The polls say the number of undecided voters in this presidential election is unusually high.
In a head-to-head race between Donald Trump and Hillary Clinton, the RealClearPolitics average of polls shows 11 percent of voters are still undecided. That's a very large number for this late date and more than a 37-percent increase over this time in 2012, when only eight percent of voters said they still couldn't make up their minds.
This is probably the biggest reason why so many pundits believe this close election will be decided by the presidential debates, especially the first one coming up this Monday night.
The debates will, indeed, be important, but not because they will change the minds of any voters or give guidance to those who can't make a choice. They will be crucial because they will once again provide millions of Americans with rational-sounding excuses to finally go public with their voting choices.
Here's why: There really aren't a significant number of undecided voters — despite what the polls say. Most people decided a long time ago. The problem is, a lot of people are reluctant to ADMIT who they plan to vote for.
That's where the debates come in. In fact, this is where the debates always come. What the debates provide to every voter who's wary to make their presidential choices public is a series of rational — but fake — excuses to justify a decision they made weeks or months before based on reasons that also may be a little embarrassing to admit.
Let's be clear: The reason why so many more people say they're undecided this time around is the fact that the two leading candidates are very unpopular. Saying you support either candidate publicly means you are almost definitely going to anger someone standing within earshot and most Americans don't love having political arguments (unless you live in New York!). But the debates provide shier voters plenty of real statements or candidate gestures they can use as a rational excuse for saying they've finally made a choice. And since so many people watch the debates, those supposedly once-undecided voters can be sure the excuse they use is at least something their peers saw, too. It's not like some wacky data found on an obscure or biased website.
Throughout history, the debates have provided voters some great fake reasons to finally come out of the electoral closet. In 1976, Jimmy Carter had the election sewn up as soon as he won the Democratic nomination thanks to a public that wanted to punish the Republicans and all crooked politicians for Watergate. People were relieved to see a Washington outsider it could choose instead. But it was still a little weird to proclaim support for someone with no foreign policy experience in the midst of the Cold War. Then came the debate where President Gerald Ford misspoke by saying the Soviets didn't dominate Poland or the rest of Eastern Europe. Suddenly, Ford's experience wasn't anything the voters who quietly backed Carter needed to be embarrassed about ignoring. The debate didn't change their minds, it helped them feel better about making their opinion public.

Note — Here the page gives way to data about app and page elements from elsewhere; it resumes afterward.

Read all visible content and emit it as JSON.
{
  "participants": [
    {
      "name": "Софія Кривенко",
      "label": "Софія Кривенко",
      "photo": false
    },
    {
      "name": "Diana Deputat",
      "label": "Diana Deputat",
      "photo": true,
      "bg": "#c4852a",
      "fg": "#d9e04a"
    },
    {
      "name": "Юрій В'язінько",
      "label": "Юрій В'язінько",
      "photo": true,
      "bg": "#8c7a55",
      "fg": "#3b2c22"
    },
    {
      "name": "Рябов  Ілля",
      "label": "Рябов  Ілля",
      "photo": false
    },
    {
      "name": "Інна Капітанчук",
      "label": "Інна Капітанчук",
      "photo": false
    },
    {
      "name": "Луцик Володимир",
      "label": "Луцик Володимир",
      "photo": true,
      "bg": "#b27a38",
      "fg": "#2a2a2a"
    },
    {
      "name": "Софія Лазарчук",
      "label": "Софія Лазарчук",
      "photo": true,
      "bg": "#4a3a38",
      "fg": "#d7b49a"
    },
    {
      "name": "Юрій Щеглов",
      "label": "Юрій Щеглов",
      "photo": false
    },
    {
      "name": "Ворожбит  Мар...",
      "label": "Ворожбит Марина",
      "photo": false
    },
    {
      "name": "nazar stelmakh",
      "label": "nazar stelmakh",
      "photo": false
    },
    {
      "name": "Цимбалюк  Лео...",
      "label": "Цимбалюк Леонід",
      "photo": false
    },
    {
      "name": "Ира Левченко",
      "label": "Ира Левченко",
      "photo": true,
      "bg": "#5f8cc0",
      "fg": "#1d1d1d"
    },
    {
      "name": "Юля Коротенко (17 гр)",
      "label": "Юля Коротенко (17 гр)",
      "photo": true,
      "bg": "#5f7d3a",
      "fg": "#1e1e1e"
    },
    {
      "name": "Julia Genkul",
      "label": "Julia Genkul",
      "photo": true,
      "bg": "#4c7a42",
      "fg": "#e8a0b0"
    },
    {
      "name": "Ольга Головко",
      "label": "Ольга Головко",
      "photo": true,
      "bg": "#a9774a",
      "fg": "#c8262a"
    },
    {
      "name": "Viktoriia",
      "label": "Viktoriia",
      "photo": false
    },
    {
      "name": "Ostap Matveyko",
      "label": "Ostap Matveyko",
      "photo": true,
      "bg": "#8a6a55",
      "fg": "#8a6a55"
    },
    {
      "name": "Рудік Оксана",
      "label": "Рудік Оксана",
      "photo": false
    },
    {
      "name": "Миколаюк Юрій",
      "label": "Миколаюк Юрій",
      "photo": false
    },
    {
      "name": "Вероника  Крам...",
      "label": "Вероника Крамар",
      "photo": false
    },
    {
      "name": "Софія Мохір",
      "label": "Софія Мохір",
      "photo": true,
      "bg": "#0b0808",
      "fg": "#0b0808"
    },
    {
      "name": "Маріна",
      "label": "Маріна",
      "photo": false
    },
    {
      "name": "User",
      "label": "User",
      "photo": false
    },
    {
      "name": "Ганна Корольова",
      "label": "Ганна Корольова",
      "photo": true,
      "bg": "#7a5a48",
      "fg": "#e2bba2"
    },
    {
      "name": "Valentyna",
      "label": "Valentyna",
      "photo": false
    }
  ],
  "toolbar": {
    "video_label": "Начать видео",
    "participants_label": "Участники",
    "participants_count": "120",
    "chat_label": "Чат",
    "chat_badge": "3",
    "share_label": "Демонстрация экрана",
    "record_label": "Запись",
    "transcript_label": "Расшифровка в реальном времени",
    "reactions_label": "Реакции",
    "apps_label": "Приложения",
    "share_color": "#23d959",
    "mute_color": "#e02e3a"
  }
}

Most of the presidential debates since then haven't provided that kind of stark gaffe, but they're just as effective because it's not a slam dunk the decided-but-uneasy voters need. All they need is something somewhat memorable to use as that magic excuse. So when the supposedly unstable and war-happy Ronald Reagan seemed poised and serious in his 1980 debate with Carter, that was excuse enough. When Michael Dukakis couldn't definitely answer the question about whether he'd support the death penalty for his wife's hypothetical killer, that was excuse enough. And when George H.W. Bush committed the supposed mistake of looking at his watch during a 1992 debate, voters uneasy about admitting they were voting for the nationally inexperienced Bill Clinton had their excuse, too.
It didn't matter that each of those past debate examples, from Ford to Bush, didn't really prove anything about the candidates' abilities to lead as president. What mattered is that they were very public statements or gestures that served as something supposedly undecided voters could grab onto with reasonable assurance their neighbors and colleagues wouldn't beat them up for doing so.
With that in mind, look for a lot of closet Trump supporters to point to any signs of their candidate keeping his composure as more than enough of an excuse to finally say they've "decided" to reluctantly back him. Shy Clinton voters will probably cite any debate response where she rattles off insider expertise on foreign policy as their excuse. Physical appearance will play a big role, too, but not as many voters will be willing to admit that. Still, if Clinton looks sick or Trump makes a lot of rude and dismissive faces they too could serve as phony excuses for the supposedly undecided to make a public choice.
Debates are, indeed, crucial, because they get those publicly on-the-fence voters to finally admit they've made a choice. This helps the polls become more accurate and reduces the chance of some kind of tumultuous election night surprise. But anyone who says the debates really convinced them of anything in this or any other election is probably just not telling the truth.